In another demonstration, I saw a new type of reflective display developed at HP that was about the size of a smart phone screen. It has color and video and is one of the best-looking reflective screen I've seen. Technical details were sparse (they will come out early next year), but Taussig told me that part of the trick is to make a pixel out of three layers of color dyes that take incoming white light and reflect specific colors of it back at you, something like the way that butterfly wings reflect light.
While Taussig doesn't think roll-to-roll will replace LCD processes anytime soon, he hopes it can help plastic become the foundation for reflective displays as well as emissive displays like those made of OLEDs. HP has licensed its roll-to-roll technology to PowerFilm, a thin film solar manufacturer. And recently, PowerFilm's subsidiary Phicot has started to commercially developing the process for electronics. The first products will be displays for soldiers that may be integrated into clothing or wrap around their arms.
Combining HP's roll-to-roll manufacturing with OLEDs and a reflective reading technology is the closest thing to the perfect display that I've seen. So I ask Taussig how long it's going to take to make the process reliable. He's optimistic that Phicot can iron out the problems soon. "To be successful we need to roll this out within two years," he says, since the first plastic displays will hit the market in 2010.
In talking with Taussig, it's clear to me that even though he's a researcher, he's focused on making plastic displays practical. He knows the only way to do that is with solid, cost-effective manufacturing. Once the manufacturing problems are solved, he says, plastic displays become inevitable. "My grandkids will never believe that we made displays with glass," he says. "Everything will be on plastic."
I can't wait. The perfect screen will be lightweight, energy-efficient, and able to take various forms—flexible, transparent, and with touch or some other form of gesture recognition. I want colors so vibrant that images look real enough to grab. Still, I want to read on it without feeling like I'm staring at a flashlight. And it's got to be cheap.
So far, the displays I've seen come close. And while nothing yet gets it all right, there are some up-and-coming technologies-and, crucially, emerging manufacturing processes-that give me confidence that the perfect display is on the way.

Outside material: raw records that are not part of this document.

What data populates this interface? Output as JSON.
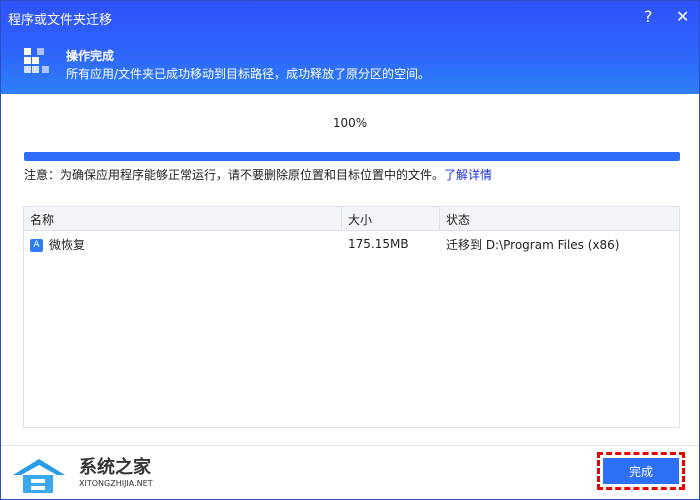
{
  "window": {
    "title": "程序或文件夹迁移",
    "help_label": "?",
    "close_label": "✕"
  },
  "banner": {
    "title": "操作完成",
    "subtitle": "所有应用/文件夹已成功移动到目标路径，成功释放了原分区的空间。"
  },
  "progress": {
    "label": "100%",
    "value": 100
  },
  "note": {
    "text": "注意：为确保应用程序能够正常运行，请不要删除原位置和目标位置中的文件。",
    "link": "了解详情"
  },
  "table": {
    "headers": [
      "名称",
      "大小",
      "状态"
    ],
    "rows": [
      {
        "name": "微恢复",
        "size": "175.15MB",
        "status": "迁移到 D:\\Program Files (x86)"
      }
    ]
  },
  "footer": {
    "done_label": "完成"
  },
  "watermark": {
    "cn": "系统之家",
    "en": "XITONGZHIJIA.NET"
  }
}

Kate Greene spends most of her day staring at the screens of her MacBook Pro and iPhone. She became a journalist by way of physics, where she worked in a basement lab with lasers and a lot of liquid nitrogen. Currently, she writes for publications like The Economist and Technology Review and goes on display hunts for Gizmodo. She can be found on the Internet at kategreene.net and on twitter